BARREN YEARS AT CORNELL AGRICULTURAL COLLEGE
I had thought of myself as a traveler, but when I stepped onto the tiny isolated station on the flats of Lake Cayuga two miles from Ithaca in the early morning, I felt lonely.
In 1908 Ithaca was an overgrown village surrounding Cornell University. Except for a small, elite group of bankers, realtors, lawyers and doctors, most inhabitants were retired farmers and tradesmen. Professional people kept their social distance from the nonprofessionals, and town was separated from gown. The community was static, with little mobility up, down or even sideways.
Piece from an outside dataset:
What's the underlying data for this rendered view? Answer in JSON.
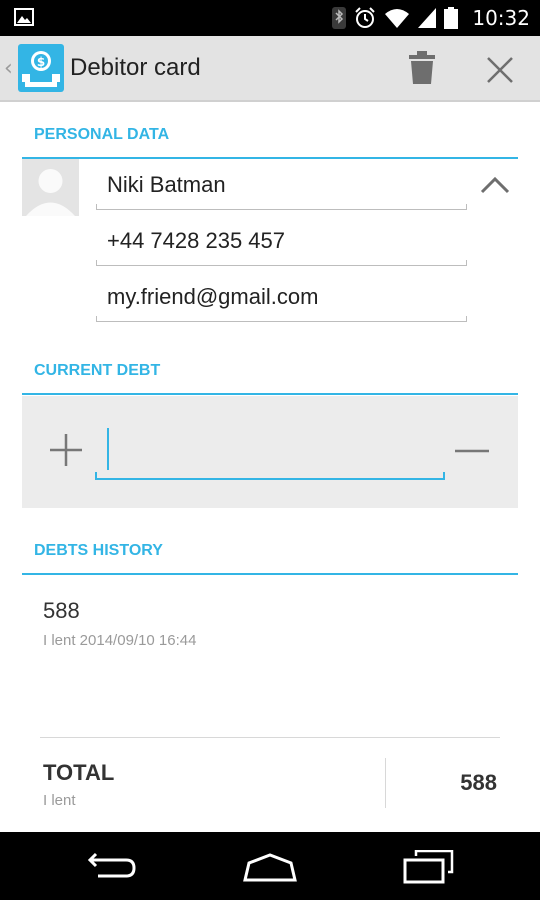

People in different strata called one another by their first names, but the relationships went no closer.
Glaciers long ago had scraped away ...